Cloud-based software giant Salesforce.com rethinks pet-at-work policy with a new sharing program
100 Best Companies to Work For: No.7
Global Headcount: 14,000
Revenue: $4 billion
Perk: A paid volunteer time-off program allows employees to use 1% of their hours toward volunteering at any nonprofit—typically six days a year.
Here’s a canine-friendly perk that’s not just for the dogs. Salesforce’s new experiment offers a communal workspace where employees can bring their best friends to work. The onsite facility is a mash-up of doggy day care and shared office, where up to six employees can work while supervising their pets. Reservations are required, and the room is often full. All dogs must be registered with security and get a photo ID badge. Puppyforce, a community effort, is managed by a network of dog lovers who have created an affinity group.

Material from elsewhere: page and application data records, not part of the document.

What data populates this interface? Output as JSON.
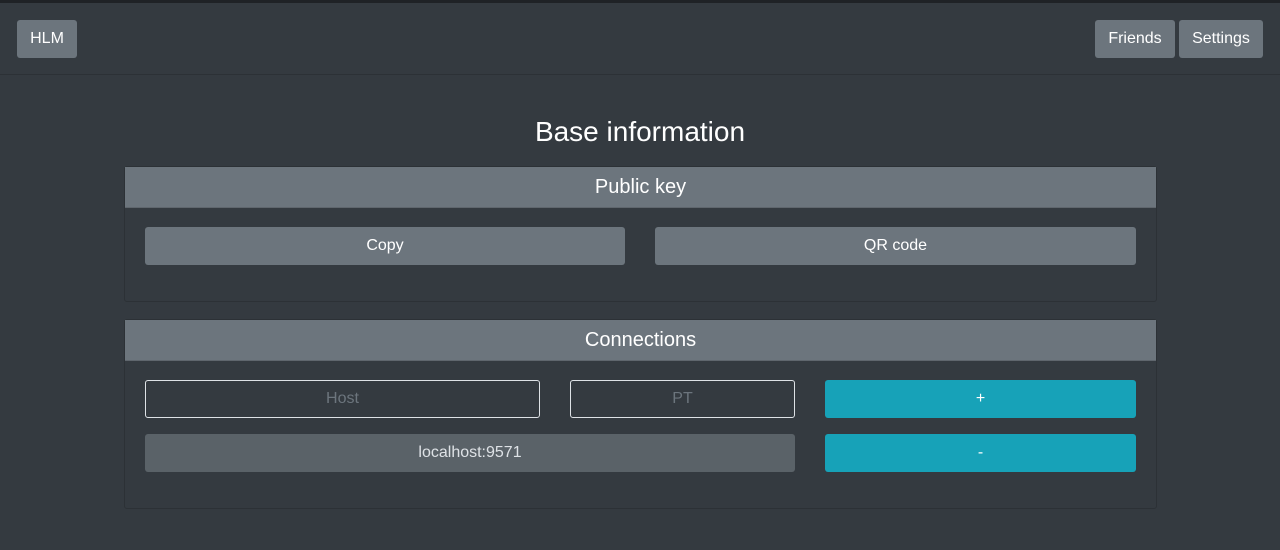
{
  "navbar": {
    "brand": "HLM",
    "friends_label": "Friends",
    "settings_label": "Settings"
  },
  "page": {
    "title": "Base information"
  },
  "public_key": {
    "header": "Public key",
    "copy_label": "Copy",
    "qr_label": "QR code"
  },
  "connections": {
    "header": "Connections",
    "host_placeholder": "Host",
    "pt_placeholder": "PT",
    "add_label": "+",
    "remove_label": "-",
    "items": [
      "localhost:9571"
    ]
  },
  "colors": {
    "background": "#343a40",
    "secondary": "#6c757d",
    "info": "#17a2b8"
  }
}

Sara Varni, a vice president of marketing and mother of three, began using the perk six months ago as backup whenever her dog walker wasn’t available. Varni says she brings her Australian shepherd, Memphis, to work at least once a month. “I think it elevates everyone’s mood,” she says. “And at the end of the day it makes me more productive too.”
Even the dogless have taken advantage. Sean Alpert, a director of product marketing, says a busy travel schedule prohibits him from having a dog. Instead, he visits Puppyforce a few times a week to play with his four-legged pals. “On a particularly stressful day, I took my friend’s French bulldog for a walk. It helped to take my mind off things for a while and lightened my mood.”
Leave it to Salesforce, the San Francisco–based maker of customer relationship management software, to develop a new spin on a growing trend. The 15-year-old company has long eschewed the typical—employees are highly flexible and don’t have dedicated phones or desktop computers. Its workforce is truly mobile, using smartphones and laptops at long tables made of repurposed barn doors in an unreserved open plan.
The house that Marc Benioff built is a hotbed of cultural innovation. Onsite wellness centers, a lack of traditional workstations, and high pay (account execs average more than $100,000) have helped it earn a spot on Fortune’s Best Companies list for the past six years. Yet it’s the company’s unique approach to collaboration that spawned a dog-friendly zone. Employee discussions on Chatter, its in-house, feed-based social network similar to Facebook, inspired the concept. (Chatter is also a Salesforce product.)
But not everyone was keen on dogs. Allergy-prone colleagues were worried about dander. Some warned about hygiene as well as disruptive barking during all-important sales calls—and, of course, the occasional accident. After listening to feedback, Salesforce decided to create an independent, soundproof workspace for dog owners, with rubber flooring.
The trial program will be expanded when the company, the largest tech employer in San Francisco, moves into new digs in Salesforce Tower in 2017. Puppyforce is also being considered for locations in Chicago, Seattle, Vancouver, Munich, and Stockholm.
“People love it,” says Monika Fahlbusch, senior vice president of global employee success. “Everybody who had concerns now raves about our solution because it really met everyone’s needs.” That’s a dogma anyone can embrace.
This story is from the August 11, 2014 issue of Fortune.